My doing so, however, gave rise to trouble when I then played "Vultures," from the John Mayer Trio's Where the Light Is: John Mayer Live in Los Angeles (16/48 ALAC file ripped from DVD-V, Sony 8697-722727-9): At the level this old rocker like to play this track, Steve Jordan's kick drum in the opening drum pattern drove the 5Ts' woofers against their end stops. But up to that point, there had been no hint that the 5T was running out of bass headroom.
Of course, it's fair to say that the 5T is not intended for playing dance music at head-banging levels. What it does do is present near-holographic stereo images. In Vaughan Williams's Fantasia on a Theme by Thomas Tallis, from the Trondheim Soloists' Reflections (MQA-encoded 24/352.8 FLAC file, 2L 2L-125), the clarity with which the tune is handed off from one member of the solo quartet to another, each solidly and stably defined in the space between and behind the speakers, was close to being as good as I've heard in my room.
Since recording an arrangement for male voice choir of Eric Whitacre's Lux Aurumque in 2007, I have been collecting recordings of his choral works. A recent purchase as 24/96 Apple Lossless files from HDtracks is Water Night (Decca 001663602), an album of the composer conducting his own works. The performance for double choir by the Eric Whitacre Singers of When David Heard, the Hebrew king's lamentation on the death of his son Absalom, is definitive. From simple scale passages, Whitacre builds tone clusters that might be thought dissonant but are instead delicious. Aided by the clarity and solid stereo imaging of the 5Ts, I could readily hear how, at the first adagio, the staggered entries of the singers on the words my son under a held A-natural in the sopranos built a climactic atonal block chord expressing David's anguish. And when each singer subsequently re-enters across the stage, beginning with a solo tenor on the right, the vocal fragments paint the reverberant acoustic with the spatial equivalent of that block chord (footnote 1). This is how a pair of speakers with superbly accurate and stable stereo imaging can serve the music.

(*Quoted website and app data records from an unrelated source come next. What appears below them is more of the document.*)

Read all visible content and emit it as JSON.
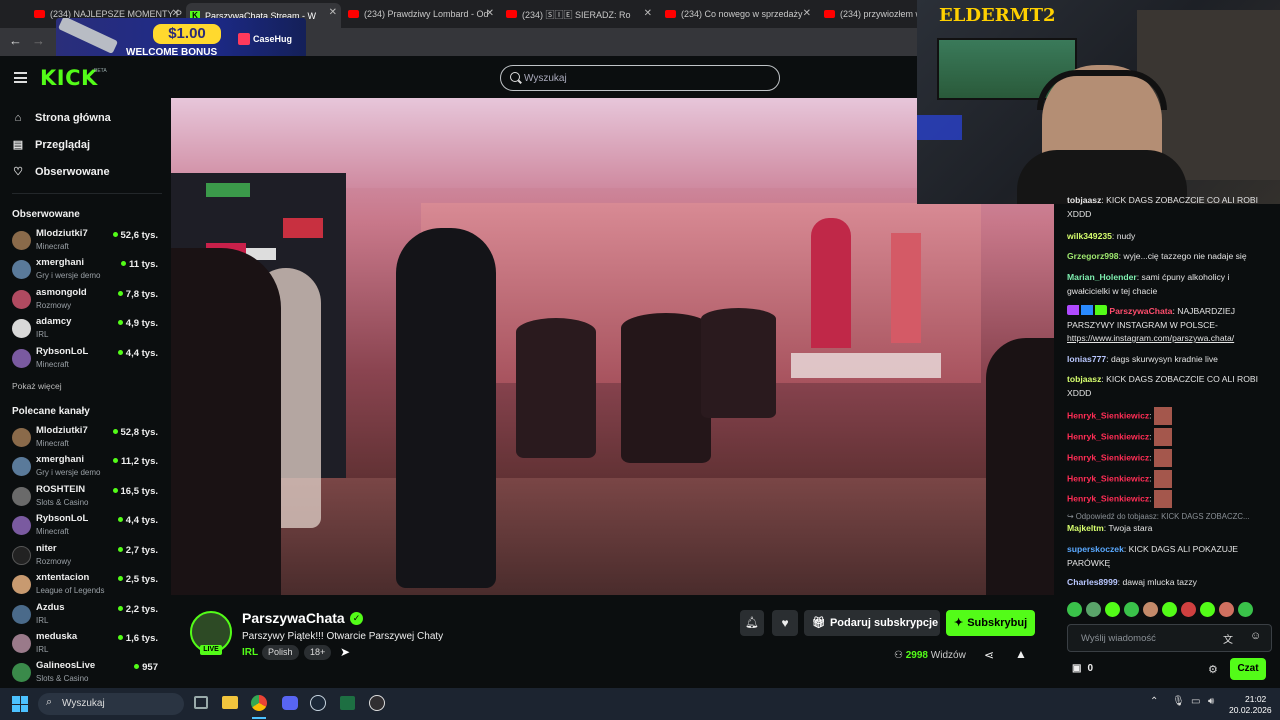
{
  "browser": {
    "tabs": [
      {
        "title": "(234) NAJLEPSZE MOMENTY P",
        "icon": "youtube-icon",
        "active": false
      },
      {
        "title": "ParszywaChata Stream - W",
        "icon": "kick-icon",
        "active": true
      },
      {
        "title": "(234) Prawdziwy Lombard - Od",
        "icon": "youtube-icon",
        "active": false
      },
      {
        "title": "(234) 🅂🄸🄴 SIERADZ: Ro",
        "icon": "youtube-icon",
        "active": false
      },
      {
        "title": "(234) Co nowego w sprzedaży",
        "icon": "youtube-icon",
        "active": false
      },
      {
        "title": "(234) przywiozłem wie",
        "icon": "youtube-icon",
        "active": false
      }
    ],
    "ad": {
      "amount": "$1.00",
      "text": "WELCOME BONUS",
      "brand": "CaseHug"
    }
  },
  "kick": {
    "logo": "KICK",
    "beta": "BETA",
    "search_placeholder": "Wyszukaj",
    "accent": "#53fc18"
  },
  "sidebar": {
    "nav": [
      {
        "label": "Strona główna",
        "icon": "home-icon"
      },
      {
        "label": "Przeglądaj",
        "icon": "browse-icon"
      },
      {
        "label": "Obserwowane",
        "icon": "heart-icon"
      }
    ],
    "followed_title": "Obserwowane",
    "followed": [
      {
        "name": "Mlodziutki7",
        "category": "Minecraft",
        "viewers": "52,6 tys."
      },
      {
        "name": "xmerghani",
        "category": "Gry i wersje demo",
        "viewers": "11 tys."
      },
      {
        "name": "asmongold",
        "category": "Rozmowy",
        "viewers": "7,8 tys."
      },
      {
        "name": "adamcy",
        "category": "IRL",
        "viewers": "4,9 tys."
      },
      {
        "name": "RybsonLoL",
        "category": "Minecraft",
        "viewers": "4,4 tys."
      }
    ],
    "show_more": "Pokaż więcej",
    "recommended_title": "Polecane kanały",
    "recommended": [
      {
        "name": "Mlodziutki7",
        "category": "Minecraft",
        "viewers": "52,8 tys."
      },
      {
        "name": "xmerghani",
        "category": "Gry i wersje demo",
        "viewers": "11,2 tys."
      },
      {
        "name": "ROSHTEIN",
        "category": "Slots & Casino",
        "viewers": "16,5 tys."
      },
      {
        "name": "RybsonLoL",
        "category": "Minecraft",
        "viewers": "4,4 tys."
      },
      {
        "name": "niter",
        "category": "Rozmowy",
        "viewers": "2,7 tys."
      },
      {
        "name": "xntentacion",
        "category": "League of Legends",
        "viewers": "2,5 tys."
      },
      {
        "name": "Azdus",
        "category": "IRL",
        "viewers": "2,2 tys."
      },
      {
        "name": "meduska",
        "category": "IRL",
        "viewers": "1,6 tys."
      },
      {
        "name": "GalineosLive",
        "category": "Slots & Casino",
        "viewers": "957"
      }
    ]
  },
  "stream": {
    "channel": "ParszywaChata",
    "live_badge": "LIVE",
    "title": "Parszywy Piątek!!! Otwarcie Parszywej Chaty",
    "category": "IRL",
    "tags": [
      "Polish",
      "18+"
    ],
    "gift_label": "Podaruj subskrypcje",
    "subscribe_label": "Subskrybuj",
    "viewers": "2998",
    "viewers_label": "Widzów",
    "webcam_overlay": "ELDERMT2"
  },
  "chat": {
    "messages": [
      {
        "user": "tobjaasz",
        "color": "#e4e4e4",
        "text": "KICK DAGS ZOBACZCIE CO ALI ROBI XDDD"
      },
      {
        "user": "wilk349235",
        "color": "#d7ff6e",
        "text": "nudy"
      },
      {
        "user": "Grzegorz998",
        "color": "#9ee86f",
        "text": "wyje...cię tazzego nie nadaje się"
      },
      {
        "user": "Marian_Holender",
        "color": "#7ff0b0",
        "text": "sami ćpuny alkoholicy i gwałcicielki w tej chacie"
      },
      {
        "user": "ParszywaChata",
        "color": "#ff4d6d",
        "text": "NAJBARDZIEJ PARSZYWY INSTAGRAM W POLSCE-",
        "link": "https://www.instagram.com/parszywa.chata/"
      },
      {
        "user": "lonias777",
        "color": "#b9c7ff",
        "text": "dags skurwysyn kradnie live"
      },
      {
        "user": "tobjaasz",
        "color": "#d7ff6e",
        "text": "KICK DAGS ZOBACZCIE CO ALI ROBI XDDD"
      },
      {
        "user": "Henryk_Sienkiewicz",
        "color": "#ff2d55",
        "text": ""
      },
      {
        "user": "Henryk_Sienkiewicz",
        "color": "#ff2d55",
        "text": ""
      },
      {
        "user": "Henryk_Sienkiewicz",
        "color": "#ff2d55",
        "text": ""
      },
      {
        "user": "Henryk_Sienkiewicz",
        "color": "#ff2d55",
        "text": ""
      },
      {
        "user": "Henryk_Sienkiewicz",
        "color": "#ff2d55",
        "text": ""
      },
      {
        "user": "Majkeltm",
        "color": "#d7ff6e",
        "text": "Twoja stara",
        "reply": "Odpowiedź do tobjaasz: KICK DAGS ZOBACZC..."
      },
      {
        "user": "superskoczek",
        "color": "#5aa9ff",
        "text": "KICK DAGS ALI POKAZUJE PARÓWKĘ"
      },
      {
        "user": "Charles8999",
        "color": "#b9c7ff",
        "text": "dawaj mlucka tazzy"
      }
    ],
    "input_placeholder": "Wyślij wiadomość",
    "points": "0",
    "send_label": "Czat"
  },
  "taskbar": {
    "search_label": "Wyszukaj",
    "time": "21:02",
    "date": "20.02.2026"
  }
}
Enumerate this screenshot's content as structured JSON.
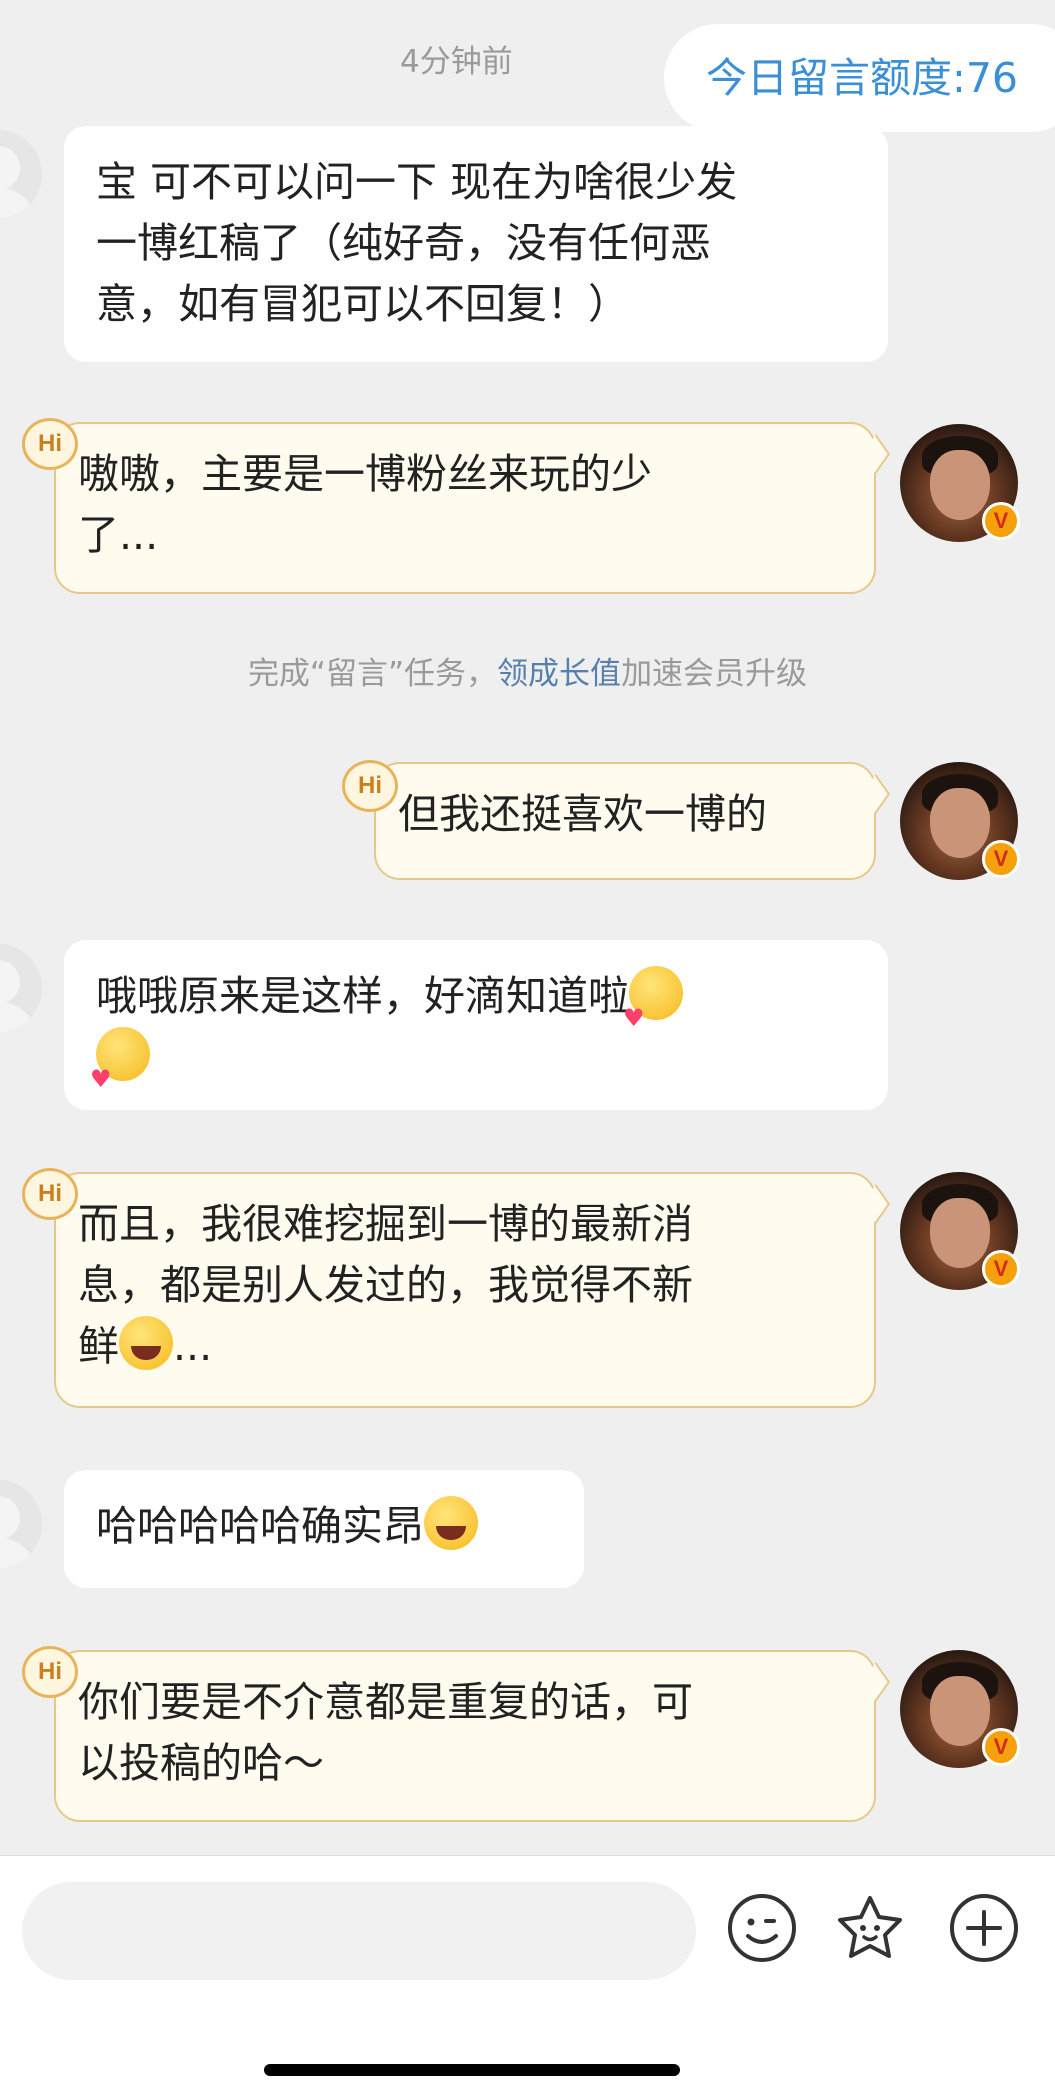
{
  "header": {
    "timestamp": "4分钟前",
    "quota_label": "今日留言额度:76"
  },
  "messages": [
    {
      "side": "in",
      "lines": [
        "宝 可不可以问一下 现在为啥很少发",
        "一博红稿了（纯好奇，没有任何恶",
        "意，如有冒犯可以不回复！）"
      ]
    },
    {
      "side": "out",
      "badge": "Hi",
      "lines": [
        "嗷嗷，主要是一博粉丝来玩的少",
        "了..."
      ]
    },
    {
      "side": "out",
      "badge": "Hi",
      "lines": [
        "但我还挺喜欢一博的"
      ]
    },
    {
      "side": "in",
      "lines": [
        "哦哦原来是这样，好滴知道啦"
      ],
      "emoji": [
        "blow-kiss",
        "blow-kiss"
      ]
    },
    {
      "side": "out",
      "badge": "Hi",
      "lines": [
        "而且，我很难挖掘到一博的最新消",
        "息，都是别人发过的，我觉得不新",
        "鲜",
        "..."
      ],
      "emoji": [
        "tears-of-joy"
      ]
    },
    {
      "side": "in",
      "lines": [
        "哈哈哈哈哈确实昂"
      ],
      "emoji": [
        "rolling-laughing"
      ]
    },
    {
      "side": "out",
      "badge": "Hi",
      "lines": [
        "你们要是不介意都是重复的话，可",
        "以投稿的哈～"
      ]
    }
  ],
  "system_note": {
    "prefix": "完成“留言”任务，",
    "link": "领成长值",
    "suffix": "加速会员升级"
  },
  "verified_badge": "V",
  "input_bar": {
    "placeholder": "",
    "icons": [
      "smile-icon",
      "star-face-icon",
      "plus-circle-icon"
    ]
  },
  "colors": {
    "background": "#efefef",
    "outgoing_bubble": "#fffbee",
    "outgoing_border": "#e8c78a",
    "link": "#5880ad",
    "quota_text": "#3a8fd6"
  }
}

I ended my final listening session with the Aerial 5Ts with "Shipbuilding," from The Very Best of Elvis Costello (16/44.1 ALAC file ripped from CD, Universal Music). I first heard this song, written during the Falklands Conflict in 1982, performed by Robert Wyatt on a 12" single, but Costello's version has been in constant rotation here for 30 years now. With suck-and-blow compression on the piano, Chet Baker's solo trumpet treated with repeat echo, Costello's voice balanced preternaturally forward in the mix, and strings, organ, and drums all presented in different acoustics, there is nothing natural about the sound of this track. But through the Aerial 5Ts it sounded simply magnificent, Costello palpably hanging in space in front of me, the sound pulling me into the irony of the lyrics, which contrast the sinking of warships and the drowning deaths of sailors in the South Atlantic with the concomitant prosperity brought to shipyards back home. Magnificent.
The 5T lives up to Aerial Acoustics' reputation for producing fine-sounding, well-balanced loudspeakers. Though the price increase over its predecessor is a little alarming, the new speaker's fit and finish are superior to the original's more utilitarian appearance. When used within their dynamic envelopethese are not speakers for parties or dancingthe Aerial 5Ts will excel at painting stable, musically convincing sonic pictures between and behind them.
Footnote 1: This performance, illustrated with an animated score, can be heard here.